So sometimes (read: always) when I walk around town with three young children, I get comments.
I really don’t fully understand this. Back when I was rolling only two deep, nobody thought anything. But three? Three makes people loose their minds in wonder and comments. Even when she’s not in her tutu!
Just drink all that in for a minute.
I can leave the house and bet the farm that before we return, at least 4 well meaning strangers will comment on my hands and how they’re “full”. And I’ll get at least one, “Oh bless your heart”.
I’m cool with it, this isn’t meant to be one of those ranting and raving posts about public comments. But it more just intrigues me. What is it about three kids that draws attention? Is it like that for others?
Please talk to me. And I’d really like to hear from families that have more than three kids. Do y’all just give up on public appearances!? Can society even handle you? Or do you just keep your “full” hands at home, away from awkward interchanges with strangers?
We do get some other standard questions/comments as well. I figured I’d share them here, along with answers. Just for fun.
1. “How long will you have him?”
That’s the first question I’d ask, for sure. And it’s the one question I’d love to know the answer to. We have no idea. It’s up to the courts and this is a really interesting thing for me to work through, running on someone else’s schedule. They don’t even consult us, can you imagine??!! Rude.
2. “Why is he in foster care?”/ “Does he have parents?”/ “What happened to him?” / “Is it because of drugs?”
When we were placed with our little handsome, the second thing I wanted to know (after a ballpark of how long he’d be with us) was some background. We weren’t told anything.
And, as we’ve slowly pieced together information and gotten his back story, do you know what I’ve learned? It never really mattered in the first place. All I needed to know was that our little babe is precious and needed a home and love. We’ve been blessed with the ability to learn more of his story, but here’s the thing…it’s just that. His story. It’s not ours to share. (We’re not allowed to anyway).
3. “Is he up for adoption?”/ “Are you looking for someone to adopt him?”
Nope. He has a biological and a current family that loves him. As for his future, it’s up to the courts to decide. They don’t give us any sway. Again…rude.
4. “How are your kids doing with this?”
Our older children are doing really well actually. That was one thing we were very cautious to monitor. We talk often about our job as a foster family to provide a safe, loving home and family to a child in crisis, for as long as the Lord sees fit. We discuss trusting in Him and His timing. I’m constantly amazed at how utterly natural this whole shebang seems to them. No matter how awkward I can be at times.

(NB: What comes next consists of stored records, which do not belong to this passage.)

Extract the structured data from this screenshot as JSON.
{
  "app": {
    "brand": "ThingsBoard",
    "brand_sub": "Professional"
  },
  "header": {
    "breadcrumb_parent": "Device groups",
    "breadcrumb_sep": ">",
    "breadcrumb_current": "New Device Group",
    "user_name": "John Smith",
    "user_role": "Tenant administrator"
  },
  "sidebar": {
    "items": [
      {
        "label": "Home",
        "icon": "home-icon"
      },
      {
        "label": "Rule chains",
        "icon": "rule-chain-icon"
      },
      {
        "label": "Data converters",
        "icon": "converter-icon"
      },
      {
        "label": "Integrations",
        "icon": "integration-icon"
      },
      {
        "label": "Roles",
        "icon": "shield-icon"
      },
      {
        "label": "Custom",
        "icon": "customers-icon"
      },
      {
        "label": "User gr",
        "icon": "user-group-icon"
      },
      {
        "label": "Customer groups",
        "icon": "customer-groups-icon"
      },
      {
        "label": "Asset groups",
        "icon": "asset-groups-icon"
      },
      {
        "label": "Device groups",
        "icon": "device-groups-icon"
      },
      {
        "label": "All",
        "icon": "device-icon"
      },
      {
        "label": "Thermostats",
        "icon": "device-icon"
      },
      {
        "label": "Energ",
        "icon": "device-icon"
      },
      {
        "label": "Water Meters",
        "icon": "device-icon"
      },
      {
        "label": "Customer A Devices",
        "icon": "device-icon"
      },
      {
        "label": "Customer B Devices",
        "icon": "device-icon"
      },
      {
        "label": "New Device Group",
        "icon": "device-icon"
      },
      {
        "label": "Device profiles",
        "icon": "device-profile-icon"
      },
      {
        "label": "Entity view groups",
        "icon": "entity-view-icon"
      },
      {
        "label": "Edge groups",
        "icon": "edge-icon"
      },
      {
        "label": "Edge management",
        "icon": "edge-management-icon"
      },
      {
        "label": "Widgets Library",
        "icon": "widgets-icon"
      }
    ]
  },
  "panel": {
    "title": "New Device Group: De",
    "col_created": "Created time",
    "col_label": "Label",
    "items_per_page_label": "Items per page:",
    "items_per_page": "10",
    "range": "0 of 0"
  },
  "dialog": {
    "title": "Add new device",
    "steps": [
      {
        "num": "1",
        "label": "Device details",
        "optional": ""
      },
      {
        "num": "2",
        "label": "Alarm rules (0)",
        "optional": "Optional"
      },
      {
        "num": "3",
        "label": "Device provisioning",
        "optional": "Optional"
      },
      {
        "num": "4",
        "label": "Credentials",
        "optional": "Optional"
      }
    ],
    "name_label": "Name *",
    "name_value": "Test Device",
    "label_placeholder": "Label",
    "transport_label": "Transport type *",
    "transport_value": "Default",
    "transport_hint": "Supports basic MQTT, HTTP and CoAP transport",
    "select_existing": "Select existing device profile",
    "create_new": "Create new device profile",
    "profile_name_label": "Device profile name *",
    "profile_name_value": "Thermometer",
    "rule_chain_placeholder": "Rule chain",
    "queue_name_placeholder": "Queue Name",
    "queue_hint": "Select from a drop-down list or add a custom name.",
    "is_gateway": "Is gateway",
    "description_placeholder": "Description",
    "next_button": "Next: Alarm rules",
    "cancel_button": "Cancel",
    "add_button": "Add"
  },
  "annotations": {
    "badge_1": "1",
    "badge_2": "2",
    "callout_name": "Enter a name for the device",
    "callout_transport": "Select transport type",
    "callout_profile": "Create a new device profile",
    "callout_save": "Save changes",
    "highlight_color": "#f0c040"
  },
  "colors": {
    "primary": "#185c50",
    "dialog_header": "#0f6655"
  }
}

As for our youngest, our little baby for now, he’s knocking our socks off. Happy, calm, full of joy. So far showing no signs of the oddness that seems to ooze from our gene pool rubbing off on him.
5. “Do you hope to adopt him?”
I mean, sometimes I have a hard time not stuttering over this one. Especially when a minute earlier I was feeling up all the apples in the produce section, filling up our little baggie and my brain was nothing but a gentle hum. It feels like someone just said, “what color underwear are you wearing?”.
The answer….we don’t hope anything at this point. We pray and trust.
And as for what we’d like? The Lord’s plan. Nothing more, nothing less.
As for deepest darkest wishes? Depends on the day.
6. “Why did you decide to start foster care?”
I wish I had a neat little concise answer. I talked about it some here. But you know who says it so well, it felt like my own heart poured out? This girl. (She’s talking about why she’s adopting, but our whys are the same.) It’s our thang. Honestly, like she said, I just can’t stand the thought of kids in orphanages. (or group homes in our case. Or being tossed around from foster home to foster home). Our family felt that, while we can’t do much, we can provide a safe, loving home for a child that needs it. For as long as they need it. Our home is nothing but a blessing and we want to use it as such. Not a haven, tucked away for just us, but as an embassy for Him to use as He sees fit. We just opened the door. The rest is His story.
7. “Why do your older children seem to never wear clothes?”/ “Do you know your son just dropped his pants and is urinating in public?”/ “Have you noticed your 2 year old seems to be using that baby carrier as a means to shop lift?”
We’re working on it. There’s just nothing else to say.